If the report is accurate, then the Kremlin is going to have to find new ways to contain the discontent, especially if the economy starts to decline because of the downturn in Europe and lower oil prices.Tags: Phd Thesis Computer NetworkingFraction Problem Solving With SolutionProblem Solving And Decision Making Skills ExamplesIntroductory Paragraph Research PaperIsaac Asimov EssayHow To Write Mba Essays
Good friends, that is: The going rate for a fake degree online starts at around $1,400.
A study published in the newspaper Novaya Gazeta found that out of 450 members of Parliament, about 200 claimed advanced degrees and at least 49 had been accused of plagiarism, including the speaker.
Parliament also passed a law that stretched the period of time allowed to challenge a thesis to 10 years from three, but included an assurance for its members — making all doctorates received before January 2011 off-limits.
Though he was inaugurated only weeks ago, Russian President Vladimir Putin already faces serious challenges to his administration.
One senior Moscow official the group accused of plagiarism recently withdrew his thesis and asked to do it again.
In a few cases, the Ministry of Education and Science organized a special investigative panel that voted to revoke the degree in question.His defenders accused liberals of seeking to smear his reputation because of his critical view of the West.“I think that the whole fuss around theses is disgusting,” Mr. “It is usually people incapable of writing anything longer than 140 characters on Twitter who dabble and poke around in this.But they persistently look for a speck in their brother’s eye.”The fairly strict, centralized control over degrees in the Soviet system fell apart, like much else, in the 1990s.In one notorious example, a member of Parliament appeared to have copied a lengthy study of the chocolate industry verbatim — except he replaced the word “chocolate” with “beef” — to earn a doctorate in economics.“There would have been no scandal here at all,” said Andrei Rostovtsev, a founder of Dissernet, a grass-roots coalition of academics and others trying to fight what they consider a plagiarism epidemic washing across Russia.“If she had stolen the whole speech, that would be a case for Dissernet,” said Mr. Blatant plagiarism — sometimes involving more than 100 pages — is not uncommon among those holding sweat-free doctoral degrees.
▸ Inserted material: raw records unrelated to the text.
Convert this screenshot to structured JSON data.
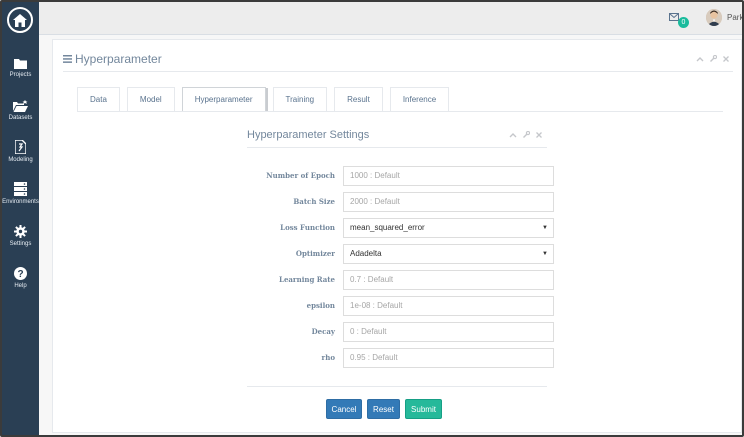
{
  "sidebar": {
    "items": [
      {
        "label": "Projects",
        "icon": "folder-icon"
      },
      {
        "label": "Datasets",
        "icon": "folder-open-icon"
      },
      {
        "label": "Modeling",
        "icon": "document-icon"
      },
      {
        "label": "Environments",
        "icon": "server-icon"
      },
      {
        "label": "Settings",
        "icon": "gear-icon"
      },
      {
        "label": "Help",
        "icon": "help-icon"
      }
    ]
  },
  "topbar": {
    "mail_badge": "0",
    "username": "Park"
  },
  "panel": {
    "title": "Hyperparameter"
  },
  "tabs": [
    {
      "label": "Data",
      "active": false
    },
    {
      "label": "Model",
      "active": false
    },
    {
      "label": "Hyperparameter",
      "active": true
    },
    {
      "label": "Training",
      "active": false
    },
    {
      "label": "Result",
      "active": false
    },
    {
      "label": "Inference",
      "active": false
    }
  ],
  "settings": {
    "title": "Hyperparameter Settings",
    "fields": [
      {
        "label": "Number of Epoch",
        "placeholder": "1000 : Default",
        "type": "input"
      },
      {
        "label": "Batch Size",
        "placeholder": "2000 : Default",
        "type": "input"
      },
      {
        "label": "Loss Function",
        "value": "mean_squared_error",
        "type": "select"
      },
      {
        "label": "Optimizer",
        "value": "Adadelta",
        "type": "select"
      },
      {
        "label": "Learning Rate",
        "placeholder": "0.7 : Default",
        "type": "input"
      },
      {
        "label": "epsilon",
        "placeholder": "1e-08 : Default",
        "type": "input"
      },
      {
        "label": "Decay",
        "placeholder": "0 : Default",
        "type": "input"
      },
      {
        "label": "rho",
        "placeholder": "0.95 : Default",
        "type": "input"
      }
    ]
  },
  "buttons": {
    "cancel": "Cancel",
    "reset": "Reset",
    "submit": "Submit"
  },
  "colors": {
    "sidebar": "#2a3f54",
    "primary": "#337ab7",
    "success": "#26b99a",
    "badge": "#1abb9c"
  }
}
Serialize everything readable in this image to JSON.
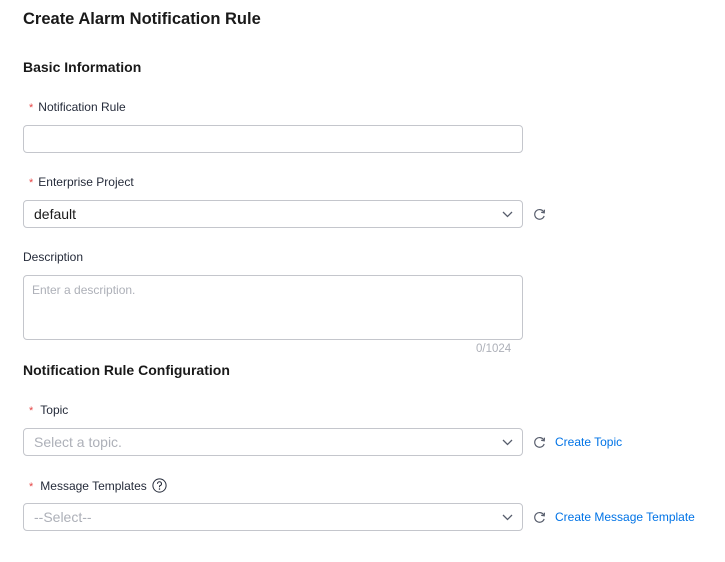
{
  "page": {
    "title": "Create Alarm Notification Rule"
  },
  "basic_info": {
    "section_title": "Basic Information",
    "notification_rule": {
      "label": "Notification Rule",
      "required_mark": "*",
      "value": ""
    },
    "enterprise_project": {
      "label": "Enterprise Project",
      "required_mark": "*",
      "selected_value": "default"
    },
    "description": {
      "label": "Description",
      "placeholder": "Enter a description.",
      "counter": "0/1024"
    }
  },
  "rule_config": {
    "section_title": "Notification Rule Configuration",
    "topic": {
      "label": "Topic",
      "required_mark": "*",
      "placeholder": "Select a topic.",
      "create_link": "Create Topic"
    },
    "message_templates": {
      "label": "Message Templates",
      "required_mark": "*",
      "placeholder": "--Select--",
      "create_link": "Create Message Template",
      "help_icon": "question-circle-icon"
    }
  },
  "colors": {
    "required": "#e54545",
    "link": "#0073e6",
    "border": "#c4c6cc",
    "placeholder": "#adb0b8"
  }
}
Putin, for example, never responded to accusations from overseas about plagiarizing material for his 1996 doctorate in economics.“Our project is proof of the general state of the Russian establishment,” said Andrei Zayakin, another Dissernet founder, also a physicist, who is running for Parliament.Anyone caught rarely faces consequences: The vast majority of plagiarists keep their degrees and certainly their jobs. “Anyone found violating any ethical, professional or legal norms will not be held responsible if that person is part of the establishment.”The most famous cases have involved half a dozen federal ministers or agency heads, including the culture minister, Vladimir R. Dissernet research suggested that at least 90 out of 134 pages in his thesis on Russian foreign policy for a doctorate in political science contained borrowed material. Medinsky was dismissive in a 2014 interview on the radio station Ekho Moskvy, saying that experts had found no plagiarism in his work.(He denied it.)Dissernet started work in 2013 after a political appointee with a limited academic record was tapped to lead a prestigious mathematics school.Academics began poring over his history dissertation line by line, which inspired Mr.A doctoral degree — common for members of Parliament, much like law degrees are for members of Congress in the United States — suddenly ranked with an imported car and a summer house in Italy as a must-have accessory for the newly rich.“Your friends can buy you a doctoral degree for your birthday,” quipped Ararat L.Osipian, a scholar based in Ukraine who focused on academic corruption in the former Soviet Union for his doctorate from Vanderbilt University.Thus, for example, Medinsky asserts that Ivan the Terrible was actually a humane leader and suggests that the notion that Russia has a strong history of anti-Semitism is a gross exaggeration.He also denies that Soviet troops invaded and occupied the Baltic states and Poland during World War II or that vast numbers of Soviet prisoners of war were sent to labor camps when the war ended.